**** DATA UNDER STUDY
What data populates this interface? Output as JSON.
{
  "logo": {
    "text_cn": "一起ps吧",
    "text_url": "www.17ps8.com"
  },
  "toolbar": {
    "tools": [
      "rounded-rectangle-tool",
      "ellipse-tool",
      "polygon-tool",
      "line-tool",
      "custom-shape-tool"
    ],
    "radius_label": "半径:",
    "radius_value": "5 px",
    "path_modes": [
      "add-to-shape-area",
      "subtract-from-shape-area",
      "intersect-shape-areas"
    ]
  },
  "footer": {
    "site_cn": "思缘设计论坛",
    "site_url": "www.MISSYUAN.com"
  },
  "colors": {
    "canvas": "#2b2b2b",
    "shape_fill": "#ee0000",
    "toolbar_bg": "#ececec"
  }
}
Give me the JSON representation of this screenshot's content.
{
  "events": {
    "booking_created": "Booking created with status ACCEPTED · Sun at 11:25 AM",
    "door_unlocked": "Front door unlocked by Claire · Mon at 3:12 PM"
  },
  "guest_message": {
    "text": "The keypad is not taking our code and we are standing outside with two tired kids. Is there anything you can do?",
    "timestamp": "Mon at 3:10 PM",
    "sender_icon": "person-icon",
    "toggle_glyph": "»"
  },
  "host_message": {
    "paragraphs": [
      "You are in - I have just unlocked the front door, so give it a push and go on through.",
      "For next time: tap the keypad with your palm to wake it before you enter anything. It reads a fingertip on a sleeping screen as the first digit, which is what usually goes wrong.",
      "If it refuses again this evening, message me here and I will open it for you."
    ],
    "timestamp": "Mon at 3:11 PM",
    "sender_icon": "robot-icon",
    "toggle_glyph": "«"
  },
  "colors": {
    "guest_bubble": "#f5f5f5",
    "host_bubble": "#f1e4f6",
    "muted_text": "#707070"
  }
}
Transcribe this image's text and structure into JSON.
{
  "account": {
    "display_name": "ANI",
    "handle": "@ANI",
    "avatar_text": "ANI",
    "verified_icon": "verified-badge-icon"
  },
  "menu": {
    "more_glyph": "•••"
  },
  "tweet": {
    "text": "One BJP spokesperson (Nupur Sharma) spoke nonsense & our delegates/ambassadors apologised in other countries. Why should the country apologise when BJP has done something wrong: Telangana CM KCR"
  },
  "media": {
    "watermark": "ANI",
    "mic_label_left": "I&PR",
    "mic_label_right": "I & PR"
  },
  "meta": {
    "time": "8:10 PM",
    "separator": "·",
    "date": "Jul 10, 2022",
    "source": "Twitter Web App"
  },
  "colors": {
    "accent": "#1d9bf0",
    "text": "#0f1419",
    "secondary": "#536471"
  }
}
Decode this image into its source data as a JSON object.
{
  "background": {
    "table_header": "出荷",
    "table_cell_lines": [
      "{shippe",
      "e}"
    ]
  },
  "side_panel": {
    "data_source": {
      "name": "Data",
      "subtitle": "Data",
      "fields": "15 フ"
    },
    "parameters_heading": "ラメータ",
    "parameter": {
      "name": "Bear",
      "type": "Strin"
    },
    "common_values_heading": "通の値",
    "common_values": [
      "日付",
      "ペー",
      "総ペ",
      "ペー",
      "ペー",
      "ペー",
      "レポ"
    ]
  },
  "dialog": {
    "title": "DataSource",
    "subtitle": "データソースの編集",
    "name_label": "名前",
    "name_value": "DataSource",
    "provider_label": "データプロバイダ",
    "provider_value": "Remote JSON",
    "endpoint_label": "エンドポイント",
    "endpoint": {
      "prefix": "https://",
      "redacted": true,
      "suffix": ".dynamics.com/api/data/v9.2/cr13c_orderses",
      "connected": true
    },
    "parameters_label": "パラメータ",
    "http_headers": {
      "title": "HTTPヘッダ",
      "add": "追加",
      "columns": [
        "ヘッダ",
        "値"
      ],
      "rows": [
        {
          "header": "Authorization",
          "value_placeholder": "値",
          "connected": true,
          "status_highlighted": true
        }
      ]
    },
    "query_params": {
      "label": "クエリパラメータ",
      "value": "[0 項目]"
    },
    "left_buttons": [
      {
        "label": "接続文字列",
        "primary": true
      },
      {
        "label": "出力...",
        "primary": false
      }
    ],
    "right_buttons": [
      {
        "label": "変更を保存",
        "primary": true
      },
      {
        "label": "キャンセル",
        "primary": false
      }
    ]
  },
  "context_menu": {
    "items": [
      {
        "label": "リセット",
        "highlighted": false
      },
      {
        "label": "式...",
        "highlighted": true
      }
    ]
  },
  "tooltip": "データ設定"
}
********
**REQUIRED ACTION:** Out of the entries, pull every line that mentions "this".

**RESPONSE BELOW:**
What data populates this interface? Output as JSON.
Give me the JSON representation of this screenshot's content.
      "If it refuses again this evening, message me here and I will open it for you."
Transcribe this image's text and structure into JSON.
Decode this image into its source data as a JSON object.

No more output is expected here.